━━━ EXTRACTED MATERIAL

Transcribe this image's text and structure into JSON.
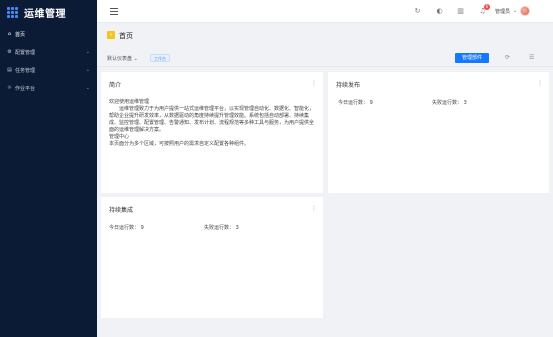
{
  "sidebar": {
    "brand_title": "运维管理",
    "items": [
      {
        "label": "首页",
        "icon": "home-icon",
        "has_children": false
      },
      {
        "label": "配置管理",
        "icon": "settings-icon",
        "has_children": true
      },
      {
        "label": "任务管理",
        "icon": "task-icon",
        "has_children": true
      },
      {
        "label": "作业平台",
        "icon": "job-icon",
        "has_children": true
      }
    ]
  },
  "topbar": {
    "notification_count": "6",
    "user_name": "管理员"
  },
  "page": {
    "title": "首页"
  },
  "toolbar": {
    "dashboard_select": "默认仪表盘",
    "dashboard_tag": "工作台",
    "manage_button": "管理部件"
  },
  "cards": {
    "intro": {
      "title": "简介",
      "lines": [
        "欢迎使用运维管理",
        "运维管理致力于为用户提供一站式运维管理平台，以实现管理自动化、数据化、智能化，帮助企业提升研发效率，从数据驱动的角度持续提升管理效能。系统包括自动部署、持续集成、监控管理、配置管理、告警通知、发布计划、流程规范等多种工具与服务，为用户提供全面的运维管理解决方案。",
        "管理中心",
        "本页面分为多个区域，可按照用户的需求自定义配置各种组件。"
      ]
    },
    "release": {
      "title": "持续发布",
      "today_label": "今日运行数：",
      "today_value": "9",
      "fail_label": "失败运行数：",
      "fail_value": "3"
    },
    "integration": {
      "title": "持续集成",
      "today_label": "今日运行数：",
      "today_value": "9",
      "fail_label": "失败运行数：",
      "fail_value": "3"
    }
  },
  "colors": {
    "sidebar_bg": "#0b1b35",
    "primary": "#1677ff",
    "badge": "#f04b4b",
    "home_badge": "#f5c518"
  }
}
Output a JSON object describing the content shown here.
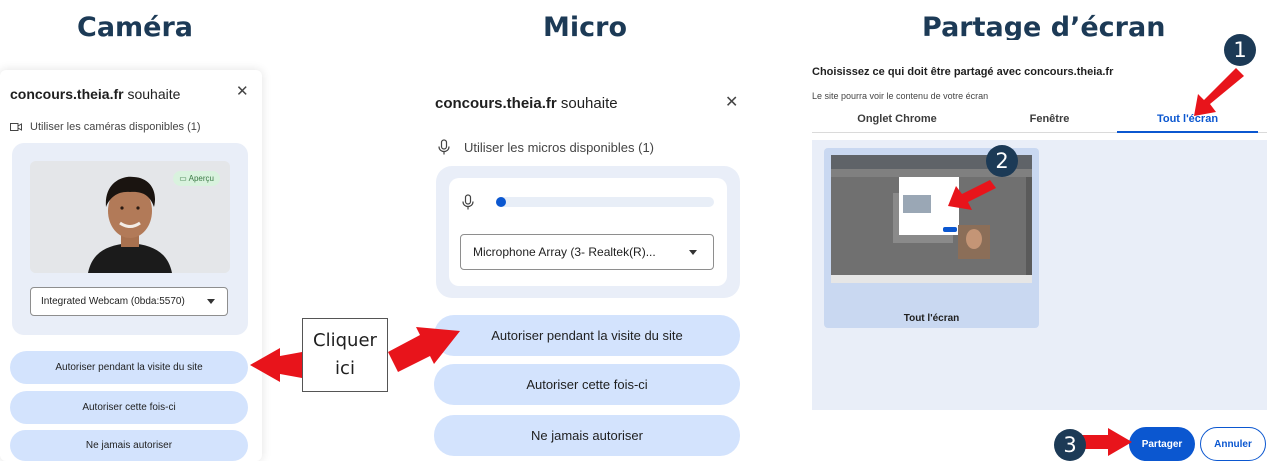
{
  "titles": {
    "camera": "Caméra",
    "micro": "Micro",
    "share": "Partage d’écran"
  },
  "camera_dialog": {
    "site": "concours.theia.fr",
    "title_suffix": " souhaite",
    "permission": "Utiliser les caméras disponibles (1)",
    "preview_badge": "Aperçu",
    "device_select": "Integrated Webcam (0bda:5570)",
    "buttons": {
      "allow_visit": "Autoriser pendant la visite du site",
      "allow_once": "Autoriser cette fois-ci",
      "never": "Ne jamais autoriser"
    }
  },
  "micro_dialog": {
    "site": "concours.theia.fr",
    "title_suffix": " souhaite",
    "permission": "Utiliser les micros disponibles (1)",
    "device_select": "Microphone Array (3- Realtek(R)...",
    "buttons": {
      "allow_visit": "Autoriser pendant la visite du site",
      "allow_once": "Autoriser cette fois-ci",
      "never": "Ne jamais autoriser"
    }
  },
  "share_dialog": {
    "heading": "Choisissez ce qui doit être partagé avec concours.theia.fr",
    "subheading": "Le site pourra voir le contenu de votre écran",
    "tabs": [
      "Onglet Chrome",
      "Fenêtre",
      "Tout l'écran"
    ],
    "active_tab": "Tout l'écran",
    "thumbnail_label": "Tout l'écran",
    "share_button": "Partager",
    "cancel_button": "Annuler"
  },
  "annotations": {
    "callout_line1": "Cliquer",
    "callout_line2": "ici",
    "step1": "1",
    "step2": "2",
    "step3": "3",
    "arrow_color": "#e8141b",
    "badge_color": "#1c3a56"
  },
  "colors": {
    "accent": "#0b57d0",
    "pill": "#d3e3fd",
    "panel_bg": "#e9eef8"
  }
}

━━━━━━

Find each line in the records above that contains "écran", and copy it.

WRITTEN RESPONSE ▸
    "share": "Partage d’écran"
    "subheading": "Le site pourra voir le contenu de votre écran",
      "Tout l'écran"
    "active_tab": "Tout l'écran",
    "thumbnail_label": "Tout l'écran",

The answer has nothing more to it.